On Friday, the Maryland House of Delegates referred the state’s same sex marriage bill back to committee. Since the Maryland General Assembly will end its session in early April, the bill will not be up for debate again until January 2012 at the earliest. Governor Martin O’Malley (D) expressed his disappointment about the stalled bill to the Washington Post, “I would have hoped that we could have resolved this issue and then let the people decide.”
Equality Maryland said its press statement, “Our setback today only strengthens our determination to redouble our efforts to ensure that our voices are heard and our rights are protected. We know our cause is just. We know that a growing majority of Marylanders believe in the same values of fairness and equality.”
The Maryland House of Delegates Judiciary Committee passed the bill by a vote of 12-10 in early March. The Religious Freedom and Civil Marriage Protection Act (SB 116), a same-sex marriage bill, also passed the state Senate on February 24 by a vote of 25 to 21.
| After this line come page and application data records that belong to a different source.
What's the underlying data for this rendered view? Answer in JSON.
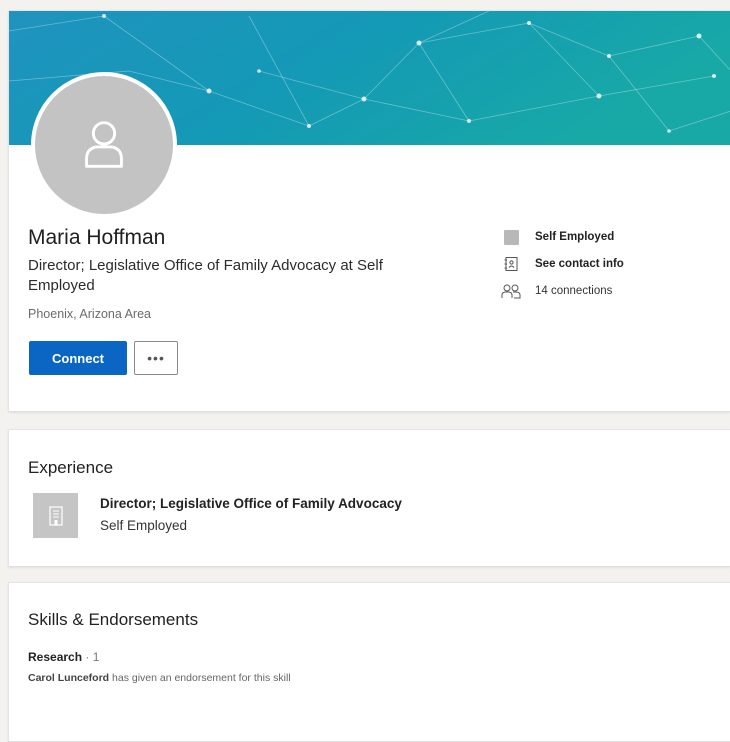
{
  "profile": {
    "name": "Maria Hoffman",
    "headline": "Director; Legislative Office of Family Advocacy at Self Employed",
    "location": "Phoenix, Arizona Area",
    "connect_label": "Connect",
    "more_label": "•••",
    "side_info": {
      "company": "Self Employed",
      "contact": "See contact info",
      "connections": "14 connections"
    },
    "banner_colors": [
      "#1c8fb6",
      "#0f9db8",
      "#12a8a8"
    ]
  },
  "experience": {
    "title": "Experience",
    "items": [
      {
        "position": "Director; Legislative Office of Family Advocacy",
        "company": "Self Employed"
      }
    ]
  },
  "skills": {
    "title": "Skills & Endorsements",
    "items": [
      {
        "name": "Research",
        "count": " · 1",
        "endorser": "Carol Lunceford",
        "endorse_text": " has given an endorsement for this skill"
      }
    ]
  },
  "colors": {
    "accent": "#0a66c2",
    "avatar_bg": "#c3c3c3"
  }
}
Currently, Connecticut, Iowa, Massachusetts, New Hampshire, Vermont, and Washington DC allow marriage of same-sex couples. Six states, California, Nevada, New Jersey, Oregon, Washington, and Hawaii allow same-sex couples to form civil unions or domestic partnerships, which carry some of the benefits of marriage.